▶ _Instructions for the task_
Give again, exactly and without pictures, the lines running from the line with "What data populates" to the end of the records below.

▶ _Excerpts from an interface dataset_
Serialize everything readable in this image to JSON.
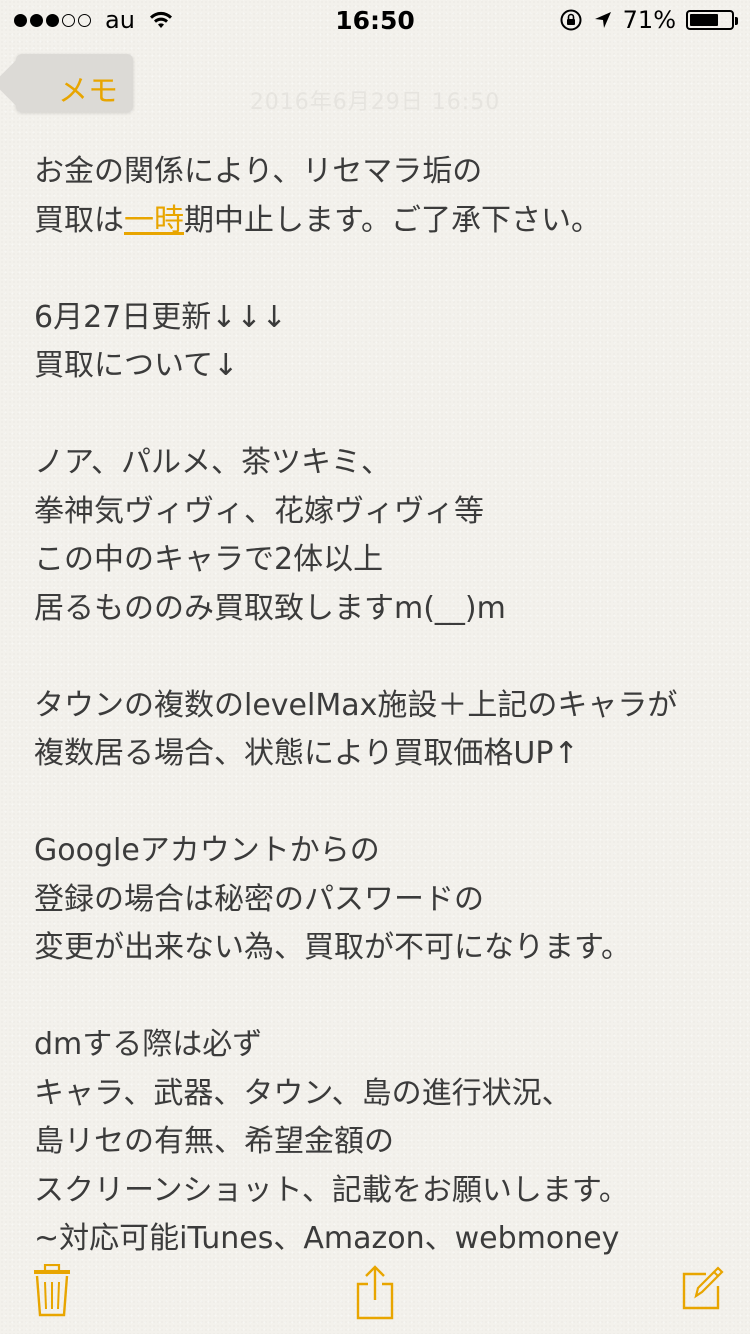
{
  "status_bar": {
    "carrier": "au",
    "time": "16:50",
    "battery": "71%",
    "battery_level": 0.71,
    "signal_filled": 3,
    "signal_total": 5
  },
  "nav": {
    "back_label": "メモ",
    "date": "2016年6月29日 16:50"
  },
  "note": {
    "lines": [
      {
        "text": "お金の関係により、リセマラ垢の"
      },
      {
        "pre": "買取は",
        "highlight": "一時",
        "post": "期中止します。ご了承下さい。"
      },
      {
        "text": ""
      },
      {
        "text": "6月27日更新↓↓↓"
      },
      {
        "text": "買取について↓"
      },
      {
        "text": ""
      },
      {
        "text": "ノア、パルメ、茶ツキミ、"
      },
      {
        "text": "拳神気ヴィヴィ、花嫁ヴィヴィ等"
      },
      {
        "text": "この中のキャラで2体以上"
      },
      {
        "text": "居るもののみ買取致しますm(__)m"
      },
      {
        "text": ""
      },
      {
        "text": "タウンの複数のlevelMax施設＋上記のキャラが"
      },
      {
        "text": "複数居る場合、状態により買取価格UP↑"
      },
      {
        "text": ""
      },
      {
        "text": "Googleアカウントからの"
      },
      {
        "text": "登録の場合は秘密のパスワードの"
      },
      {
        "text": "変更が出来ない為、買取が不可になります。"
      },
      {
        "text": ""
      },
      {
        "text": "dmする際は必ず"
      },
      {
        "text": "キャラ、武器、タウン、島の進行状況、"
      },
      {
        "text": "島リセの有無、希望金額の"
      },
      {
        "text": "スクリーンショット、記載をお願いします。"
      },
      {
        "text": "~対応可能iTunes、Amazon、webmoney"
      }
    ]
  },
  "toolbar": {
    "trash_icon": "trash-icon",
    "share_icon": "share-icon",
    "compose_icon": "compose-icon"
  },
  "colors": {
    "accent": "#e8a500",
    "text": "#3b3b3b",
    "paper": "#f3f1ec"
  }
}
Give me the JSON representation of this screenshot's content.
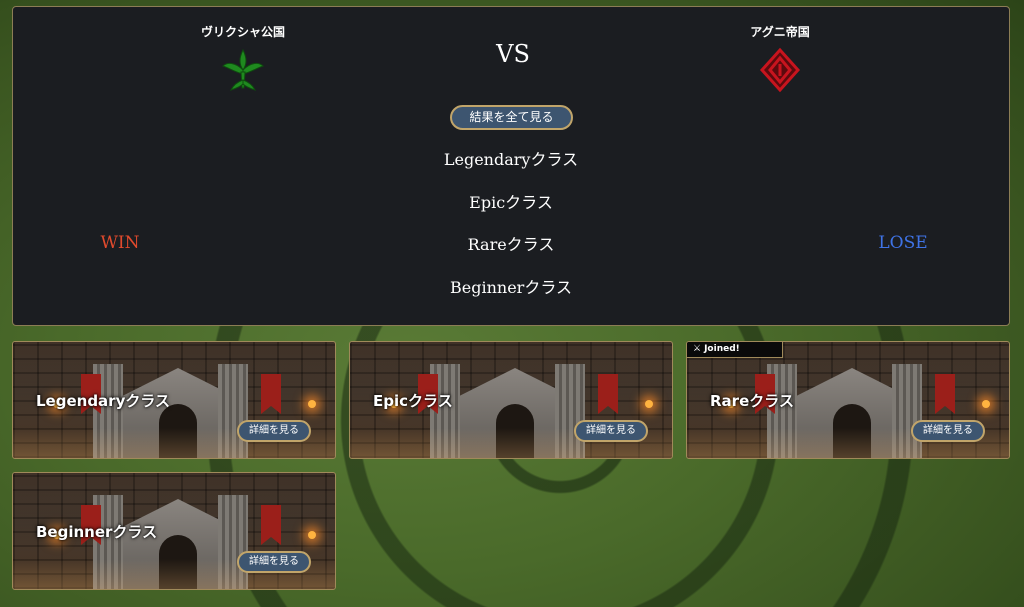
{
  "battle": {
    "left_faction": "ヴリクシャ公国",
    "right_faction": "アグニ帝国",
    "vs": "VS",
    "all_results_button": "結果を全て見る",
    "classes": [
      "Legendaryクラス",
      "Epicクラス",
      "Rareクラス",
      "Beginnerクラス"
    ],
    "left_result": "WIN",
    "right_result": "LOSE",
    "colors": {
      "win": "#e04a2d",
      "lose": "#3f73e6",
      "left_emblem": "#1f8a1f",
      "right_emblem": "#c8141e"
    },
    "icons": {
      "left_emblem": "leaf-crest-icon",
      "right_emblem": "flame-crest-icon"
    }
  },
  "cards": [
    {
      "title": "Legendaryクラス",
      "detail_button": "詳細を見る",
      "joined": false
    },
    {
      "title": "Epicクラス",
      "detail_button": "詳細を見る",
      "joined": false
    },
    {
      "title": "Rareクラス",
      "detail_button": "詳細を見る",
      "joined": true,
      "joined_label": "Joined!"
    },
    {
      "title": "Beginnerクラス",
      "detail_button": "詳細を見る",
      "joined": false
    }
  ]
}
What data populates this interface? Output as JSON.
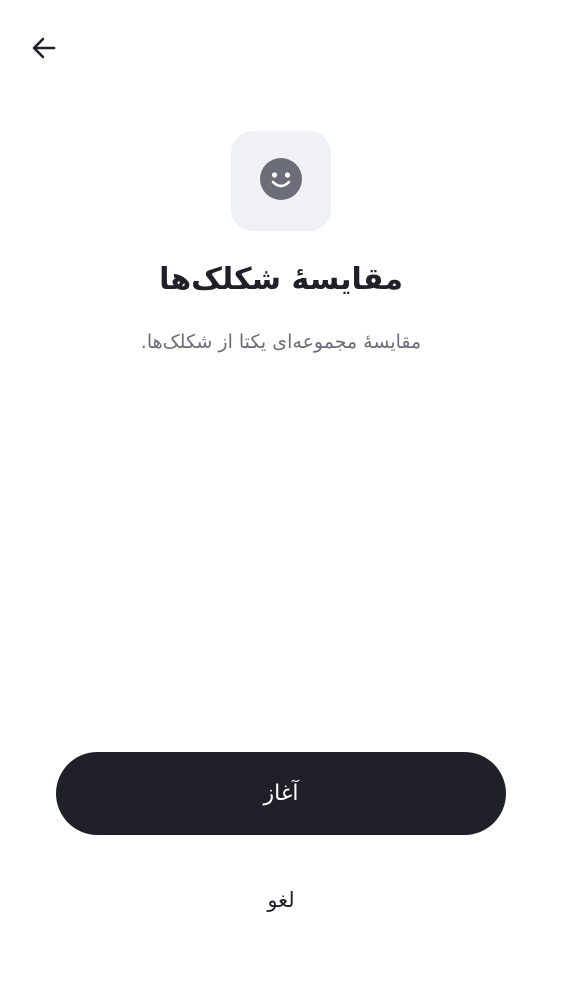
{
  "header": {
    "back_icon": "arrow-left-icon"
  },
  "hero": {
    "icon": "smiley-face-icon",
    "tile_color": "#f0f1f5",
    "face_color": "#6b6e78"
  },
  "content": {
    "title": "مقایسهٔ شکلک‌ها",
    "subtitle": "مقایسهٔ مجموعه‌ای یکتا از شکلک‌ها."
  },
  "actions": {
    "start_label": "آغاز",
    "cancel_label": "لغو",
    "primary_color": "#1f2028"
  }
}
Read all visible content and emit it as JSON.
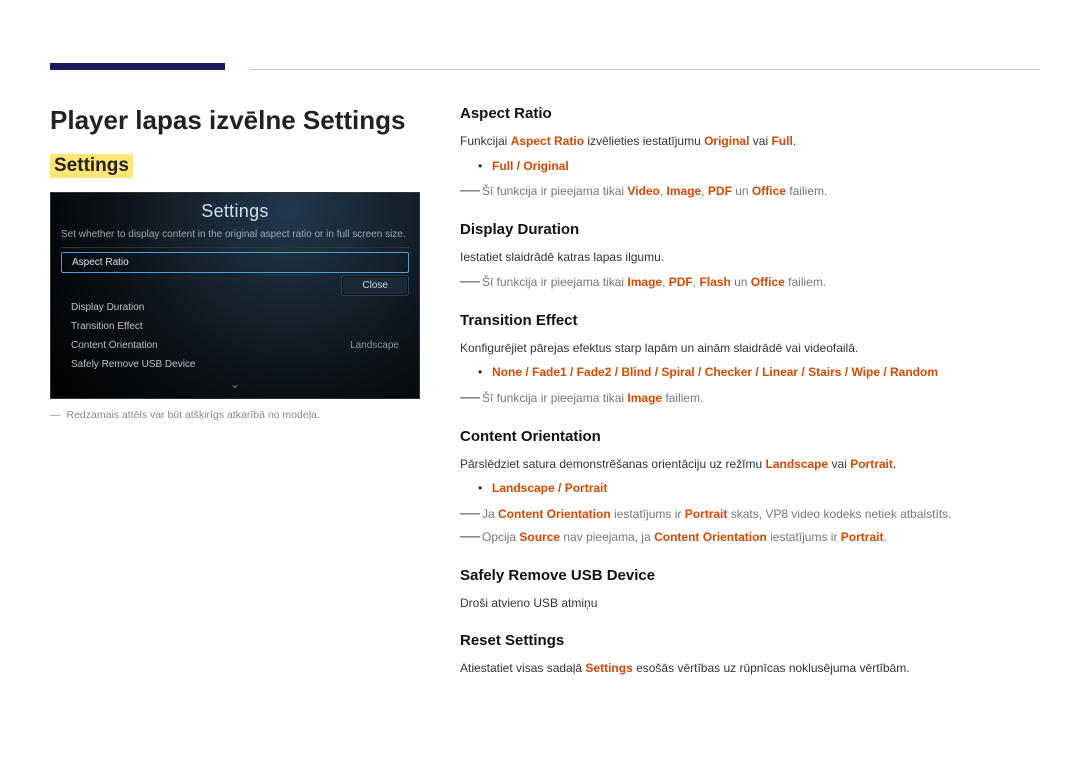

▶ _Answer for the task_
What data populates this interface? Output as JSON.
{
  "header": {
    "back_icon": "arrow-left-icon"
  },
  "hero": {
    "icon": "smiley-face-icon",
    "tile_color": "#f0f1f5",
    "face_color": "#6b6e78"
  },
  "content": {
    "title": "مقایسهٔ شکلک‌ها",
    "subtitle": "مقایسهٔ مجموعه‌ای یکتا از شکلک‌ها."
  },
  "actions": {
    "start_label": "آغاز",
    "cancel_label": "لغو",
    "primary_color": "#1f2028"
  }
}
Read all visible content and emit it as JSON.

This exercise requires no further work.